Dataset excerpts:

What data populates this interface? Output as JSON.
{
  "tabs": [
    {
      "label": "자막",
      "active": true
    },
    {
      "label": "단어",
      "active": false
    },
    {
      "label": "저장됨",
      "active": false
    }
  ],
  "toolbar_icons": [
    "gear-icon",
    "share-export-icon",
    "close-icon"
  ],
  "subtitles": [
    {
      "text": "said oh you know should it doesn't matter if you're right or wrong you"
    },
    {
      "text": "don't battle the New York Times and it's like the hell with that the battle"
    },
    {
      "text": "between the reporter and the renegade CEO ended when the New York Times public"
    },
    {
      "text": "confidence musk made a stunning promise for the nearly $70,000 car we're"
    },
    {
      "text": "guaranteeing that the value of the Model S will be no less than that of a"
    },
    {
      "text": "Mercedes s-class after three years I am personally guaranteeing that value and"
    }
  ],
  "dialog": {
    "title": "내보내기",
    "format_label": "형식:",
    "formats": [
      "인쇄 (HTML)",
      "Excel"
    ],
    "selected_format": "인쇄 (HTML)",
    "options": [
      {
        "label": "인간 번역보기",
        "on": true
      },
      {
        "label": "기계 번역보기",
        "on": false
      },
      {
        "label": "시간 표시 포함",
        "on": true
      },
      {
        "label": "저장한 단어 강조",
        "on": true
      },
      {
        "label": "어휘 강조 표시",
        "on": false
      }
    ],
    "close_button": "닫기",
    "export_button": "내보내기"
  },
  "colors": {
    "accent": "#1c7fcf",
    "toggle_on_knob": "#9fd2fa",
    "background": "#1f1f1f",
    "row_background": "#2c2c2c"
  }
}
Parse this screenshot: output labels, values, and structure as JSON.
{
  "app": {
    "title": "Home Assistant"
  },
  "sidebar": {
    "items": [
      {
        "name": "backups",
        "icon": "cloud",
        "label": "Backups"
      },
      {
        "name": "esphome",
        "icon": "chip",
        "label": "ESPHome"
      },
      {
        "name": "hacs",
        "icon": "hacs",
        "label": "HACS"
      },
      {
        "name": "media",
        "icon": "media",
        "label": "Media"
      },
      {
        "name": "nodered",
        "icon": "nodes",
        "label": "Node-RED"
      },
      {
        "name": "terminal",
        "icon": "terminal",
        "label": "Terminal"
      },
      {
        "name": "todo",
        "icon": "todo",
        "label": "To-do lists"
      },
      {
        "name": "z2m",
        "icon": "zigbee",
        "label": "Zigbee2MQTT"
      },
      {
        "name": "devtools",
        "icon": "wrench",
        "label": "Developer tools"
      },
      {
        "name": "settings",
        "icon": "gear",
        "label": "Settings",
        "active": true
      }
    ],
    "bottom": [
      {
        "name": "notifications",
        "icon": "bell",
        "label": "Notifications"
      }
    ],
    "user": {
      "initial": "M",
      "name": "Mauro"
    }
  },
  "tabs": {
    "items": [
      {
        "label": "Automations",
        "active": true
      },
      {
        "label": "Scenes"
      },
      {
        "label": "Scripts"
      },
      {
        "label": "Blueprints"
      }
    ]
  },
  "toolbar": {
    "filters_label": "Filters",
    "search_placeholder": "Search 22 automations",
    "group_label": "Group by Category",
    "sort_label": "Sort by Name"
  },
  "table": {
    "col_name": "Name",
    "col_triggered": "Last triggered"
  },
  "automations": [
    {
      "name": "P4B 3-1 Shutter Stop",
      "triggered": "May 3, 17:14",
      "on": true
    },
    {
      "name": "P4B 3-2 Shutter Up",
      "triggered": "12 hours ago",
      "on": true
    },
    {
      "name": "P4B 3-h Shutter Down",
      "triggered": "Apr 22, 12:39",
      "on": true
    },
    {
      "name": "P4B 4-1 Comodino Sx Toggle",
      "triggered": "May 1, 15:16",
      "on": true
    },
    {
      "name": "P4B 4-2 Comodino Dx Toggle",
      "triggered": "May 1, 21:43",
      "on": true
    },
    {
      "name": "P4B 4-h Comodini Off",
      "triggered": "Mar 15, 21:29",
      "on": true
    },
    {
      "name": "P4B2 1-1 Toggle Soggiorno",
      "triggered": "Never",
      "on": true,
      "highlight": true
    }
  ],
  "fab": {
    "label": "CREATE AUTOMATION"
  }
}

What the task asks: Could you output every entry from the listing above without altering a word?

Task output:
What data populates this interface? Output as JSON.
{
  "tabs": [
    {
      "label": "자막",
      "active": true
    },
    {
      "label": "단어",
      "active": false
    },
    {
      "label": "저장됨",
      "active": false
    }
  ],
  "toolbar_icons": [
    "gear-icon",
    "share-export-icon",
    "close-icon"
  ],
  "subtitles": [
    {
      "text": "said oh you know should it doesn't matter if you're right or wrong you"
    },
    {
      "text": "don't battle the New York Times and it's like the hell with that the battle"
    },
    {
      "text": "between the reporter and the renegade CEO ended when the New York Times public"
    },
    {
      "text": "confidence musk made a stunning promise for the nearly $70,000 car we're"
    },
    {
      "text": "guaranteeing that the value of the Model S will be no less than that of a"
    },
    {
      "text": "Mercedes s-class after three years I am personally guaranteeing that value and"
    }
  ],
  "dialog": {
    "title": "내보내기",
    "format_label": "형식:",
    "formats": [
      "인쇄 (HTML)",
      "Excel"
    ],
    "selected_format": "인쇄 (HTML)",
    "options": [
      {
        "label": "인간 번역보기",
        "on": true
      },
      {
        "label": "기계 번역보기",
        "on": false
      },
      {
        "label": "시간 표시 포함",
        "on": true
      },
      {
        "label": "저장한 단어 강조",
        "on": true
      },
      {
        "label": "어휘 강조 표시",
        "on": false
      }
    ],
    "close_button": "닫기",
    "export_button": "내보내기"
  },
  "colors": {
    "accent": "#1c7fcf",
    "toggle_on_knob": "#9fd2fa",
    "background": "#1f1f1f",
    "row_background": "#2c2c2c"
  }
}
Parse this screenshot: output labels, values, and structure as JSON.
{
  "app": {
    "title": "Home Assistant"
  },
  "sidebar": {
    "items": [
      {
        "name": "backups",
        "icon": "cloud",
        "label": "Backups"
      },
      {
        "name": "esphome",
        "icon": "chip",
        "label": "ESPHome"
      },
      {
        "name": "hacs",
        "icon": "hacs",
        "label": "HACS"
      },
      {
        "name": "media",
        "icon": "media",
        "label": "Media"
      },
      {
        "name": "nodered",
        "icon": "nodes",
        "label": "Node-RED"
      },
      {
        "name": "terminal",
        "icon": "terminal",
        "label": "Terminal"
      },
      {
        "name": "todo",
        "icon": "todo",
        "label": "To-do lists"
      },
      {
        "name": "z2m",
        "icon": "zigbee",
        "label": "Zigbee2MQTT"
      },
      {
        "name": "devtools",
        "icon": "wrench",
        "label": "Developer tools"
      },
      {
        "name": "settings",
        "icon": "gear",
        "label": "Settings",
        "active": true
      }
    ],
    "bottom": [
      {
        "name": "notifications",
        "icon": "bell",
        "label": "Notifications"
      }
    ],
    "user": {
      "initial": "M",
      "name": "Mauro"
    }
  },
  "tabs": {
    "items": [
      {
        "label": "Automations",
        "active": true
      },
      {
        "label": "Scenes"
      },
      {
        "label": "Scripts"
      },
      {
        "label": "Blueprints"
      }
    ]
  },
  "toolbar": {
    "filters_label": "Filters",
    "search_placeholder": "Search 22 automations",
    "group_label": "Group by Category",
    "sort_label": "Sort by Name"
  },
  "table": {
    "col_name": "Name",
    "col_triggered": "Last triggered"
  },
  "automations": [
    {
      "name": "P4B 3-1 Shutter Stop",
      "triggered": "May 3, 17:14",
      "on": true
    },
    {
      "name": "P4B 3-2 Shutter Up",
      "triggered": "12 hours ago",
      "on": true
    },
    {
      "name": "P4B 3-h Shutter Down",
      "triggered": "Apr 22, 12:39",
      "on": true
    },
    {
      "name": "P4B 4-1 Comodino Sx Toggle",
      "triggered": "May 1, 15:16",
      "on": true
    },
    {
      "name": "P4B 4-2 Comodino Dx Toggle",
      "triggered": "May 1, 21:43",
      "on": true
    },
    {
      "name": "P4B 4-h Comodini Off",
      "triggered": "Mar 15, 21:29",
      "on": true
    },
    {
      "name": "P4B2 1-1 Toggle Soggiorno",
      "triggered": "Never",
      "on": true,
      "highlight": true
    }
  ],
  "fab": {
    "label": "CREATE AUTOMATION"
  }
}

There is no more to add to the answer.